The Big Difference Is Learning Styles

Teach the WordThis is the big difference . . .

The big difference between the disconnected teacher and the engaging teacher is . . .

knowing who you are.

There are four learning styles that individuals use to absorb new information.

Each teacher tends to be naturally good at learning and teaching in one or two of these styles.

The disconnected teachers don’t know their styles and aren’t connecting with ALL the styles of their audience members.

If this sounds like you . . . it’s not your fault.

Many of us weren’t taught this way when we were in school.

The crazy thing is that it’s SO much easier to teach and be inclusive . . .

Once you know YOUR style, and embrace the others, you connect with your students and they LEARN from you in some really neat ways.

Here’s the BIG concept: You were BORN as one of these styles. Take the Learning Styles quiz now to find your style.

Now that you know WHO you are, here’s how you use it (because knowing
is half the battle):

This is so simple you might miss it, but it is just this simple.

Discover your style. Embrace the styles of others. Succeed.

We’ll get into how to teach each style in a little bit, but first, let’s take a look at the two groupings of people on this quadrant—the left side of the quadrant and the right.

When you divide the quadrant vertically, the left side of the quadrant is where all the “traditional” learners live.

You know . . . the ones who love traditional college classes and lecture. (Hint: a lot of professors live in these quadrants). Here are very common things we see all the time with the “lefties”:

The “Lefties”

  • Thinking . . .
  • Prepared . . .
  • Structured . . .
  • Want to see it first . . .
  • Want to see others do it before they will . . .
  • Like steps and reading . . .
  • Research first, discuss second . . .

The “non-traditional” learners face a whole host of other issues.

These are the very common things we see all the time with the “righties”:

The “Righties”

  • Feeling . . .
  • On the fly . . .
  • Random (or so they seem) . . .
  • Want to create or do it first . . .
  • Want to talk with others right away . . .
  • Like ideas, experiences, concepts . . .
  • Discuss first, research second . . .

Either way, you need to be aware.

You need to know your position on the LS quadrant so you can supplement and cover the rest of your audience’s needs.

The goal of all good teachers is to learn to center yourself so that you can learn to teach to ALL styles of learning, even if you aren’t comfortable with each style.

To teach your content in order to get the attention of everyone in the audience, you have to make sure you address each of the four learning styles:

  • Step Learners
  • Talk Learners
  • Research Learners
  • Create Learners

This learning style model applies to all adults and is based on years of experiential research.

Everyone can learn in all four styles, but not equally well.

Each of the four learning styles is the predominant learning style of approximately one-fourth of the population, and everyone has a secondary learning style as well.

When I presented this theory to a group of educators and business leaders, one individual told me this information would have been enormously helpful to him when his daughter was a young student.

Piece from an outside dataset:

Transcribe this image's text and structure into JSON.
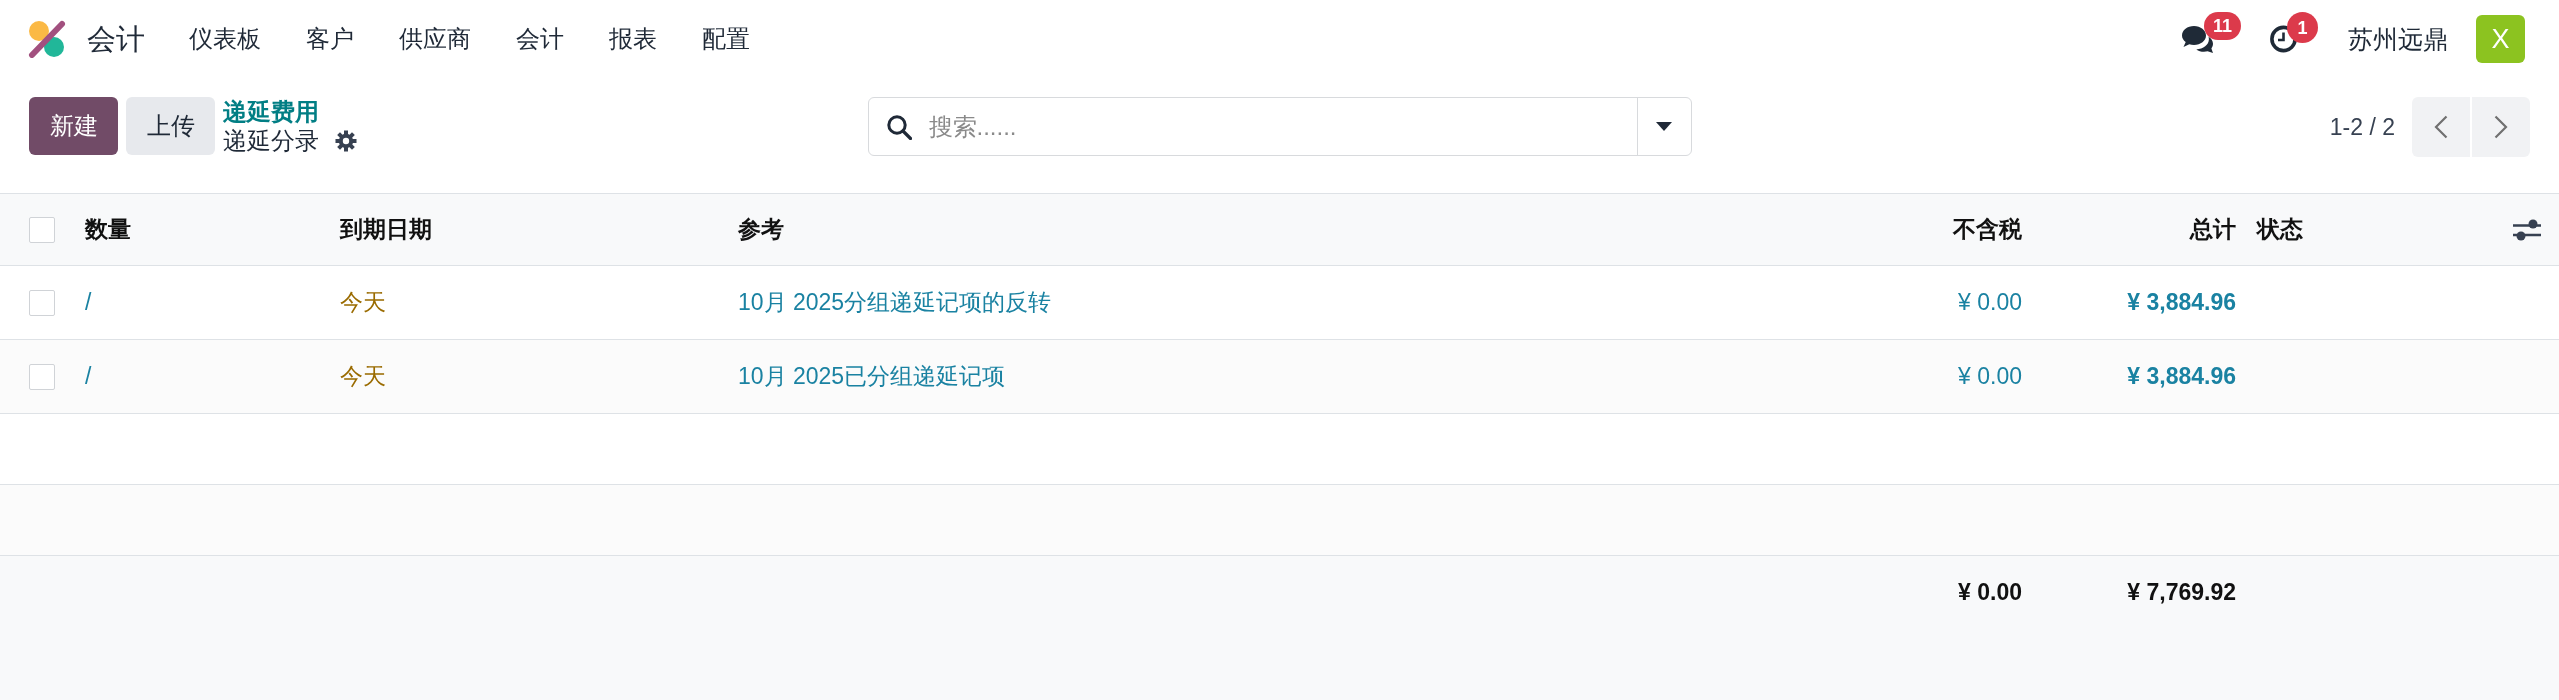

When I described what he instantly recognized as her learning style, he realized she’d had problems in school because that wasn’t the style in which she had been taught.

What’s critical for teachers to understand is that we instinctively teach in the same style in which we learn . . .

which means we are often effective in teaching only the 25 percent of the audience that is in our own learning category.

In our upcoming blogs, we’ll dive into each learning style in particular and look at more specifics on how people with each style learn best and how you can teach people more effectively in each style (even if it’s not natural to you). Then we’ll wrap up with a blog on how to teach ALL FOUR learning styles simultaneously. (So stay tuned!)


Jason Teteak—a WELS member from the Madison, WI, area—is the author of our feature article this month. He is an international public speaking coach and author. As the founder of Rule The Room, a company that specializes in training public speakers, he has trained more than a million people on how to command attention and connect with audiences. He believes that in order to connect with learners, it is important we understand the four basic learning styles and learn to teach in a way that addresses all of those learning styles. In his six-part series for Teach the Word, he will help us understand the four learning styles and help us see how we can apply this understanding as we develop lessons and teach God’s Word. Jason is accustomed to writing for the business world; we think you will like his vibrant style!

An exciting side note: After much prayer, Bible study, and discussion with his wife and pastor friends, Jason has decided to study for the pastoral ministry. He has submitted his application for enrollment and hopes to attend Martin Luther College this fall.